◆ **Activity**
Examine each line of the data. Copy those that contain the string "Properties".

Excerpted records below:

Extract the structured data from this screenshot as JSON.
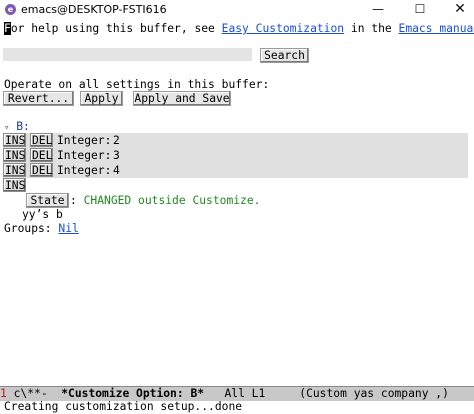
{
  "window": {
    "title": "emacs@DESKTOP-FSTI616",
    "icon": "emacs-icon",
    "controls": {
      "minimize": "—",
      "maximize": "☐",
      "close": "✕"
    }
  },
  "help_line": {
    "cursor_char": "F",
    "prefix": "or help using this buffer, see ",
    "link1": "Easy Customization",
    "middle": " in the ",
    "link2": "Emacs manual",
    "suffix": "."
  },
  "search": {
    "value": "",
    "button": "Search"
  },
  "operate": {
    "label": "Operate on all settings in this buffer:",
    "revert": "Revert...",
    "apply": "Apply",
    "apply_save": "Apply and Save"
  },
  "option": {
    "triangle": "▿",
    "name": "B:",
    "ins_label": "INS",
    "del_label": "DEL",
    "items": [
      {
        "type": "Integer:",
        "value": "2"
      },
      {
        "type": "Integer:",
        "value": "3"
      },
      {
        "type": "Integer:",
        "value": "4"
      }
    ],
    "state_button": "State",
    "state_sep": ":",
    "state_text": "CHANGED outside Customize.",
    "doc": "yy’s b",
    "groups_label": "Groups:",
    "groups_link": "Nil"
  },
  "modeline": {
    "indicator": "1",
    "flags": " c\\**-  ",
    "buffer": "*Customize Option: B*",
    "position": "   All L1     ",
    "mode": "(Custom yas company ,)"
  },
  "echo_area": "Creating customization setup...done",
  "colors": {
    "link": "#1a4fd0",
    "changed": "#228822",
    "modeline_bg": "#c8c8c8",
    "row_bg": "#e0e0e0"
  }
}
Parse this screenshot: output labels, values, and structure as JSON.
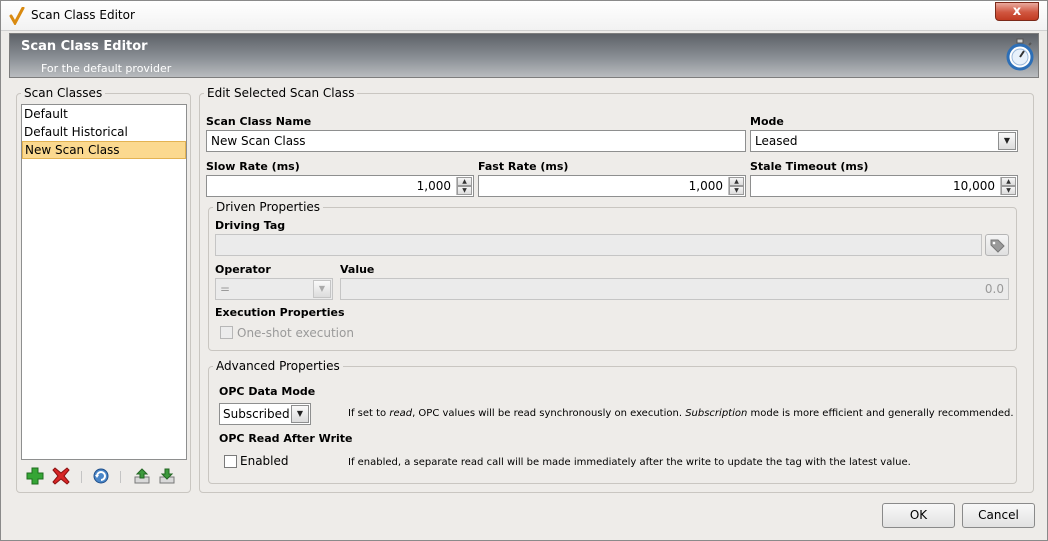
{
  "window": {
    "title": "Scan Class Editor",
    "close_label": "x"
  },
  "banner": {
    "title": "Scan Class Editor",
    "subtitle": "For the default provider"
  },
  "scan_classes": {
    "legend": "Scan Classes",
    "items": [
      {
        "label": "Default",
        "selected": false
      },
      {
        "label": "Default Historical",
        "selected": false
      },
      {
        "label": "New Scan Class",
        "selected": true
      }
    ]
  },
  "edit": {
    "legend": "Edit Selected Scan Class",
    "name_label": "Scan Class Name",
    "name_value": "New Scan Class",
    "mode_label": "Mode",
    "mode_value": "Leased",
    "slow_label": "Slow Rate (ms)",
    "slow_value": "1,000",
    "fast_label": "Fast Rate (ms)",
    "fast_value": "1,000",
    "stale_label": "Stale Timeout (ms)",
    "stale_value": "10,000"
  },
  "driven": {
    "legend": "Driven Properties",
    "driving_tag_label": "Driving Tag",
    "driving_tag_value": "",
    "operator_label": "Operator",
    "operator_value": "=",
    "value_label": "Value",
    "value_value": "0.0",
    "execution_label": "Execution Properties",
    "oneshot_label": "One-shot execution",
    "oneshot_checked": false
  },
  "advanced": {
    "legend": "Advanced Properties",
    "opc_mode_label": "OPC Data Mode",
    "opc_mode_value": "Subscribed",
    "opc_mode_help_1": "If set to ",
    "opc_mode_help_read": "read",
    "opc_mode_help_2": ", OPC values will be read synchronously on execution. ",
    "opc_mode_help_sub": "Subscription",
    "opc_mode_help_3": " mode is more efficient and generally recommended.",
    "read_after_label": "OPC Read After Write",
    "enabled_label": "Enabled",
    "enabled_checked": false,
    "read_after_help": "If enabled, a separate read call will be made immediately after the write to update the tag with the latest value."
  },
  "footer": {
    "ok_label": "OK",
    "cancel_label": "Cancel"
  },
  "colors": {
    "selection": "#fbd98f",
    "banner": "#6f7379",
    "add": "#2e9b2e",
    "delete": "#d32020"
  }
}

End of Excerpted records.

◆ **Response to this task**
    "legend": "Driven Properties",
    "execution_label": "Execution Properties",
    "legend": "Advanced Properties",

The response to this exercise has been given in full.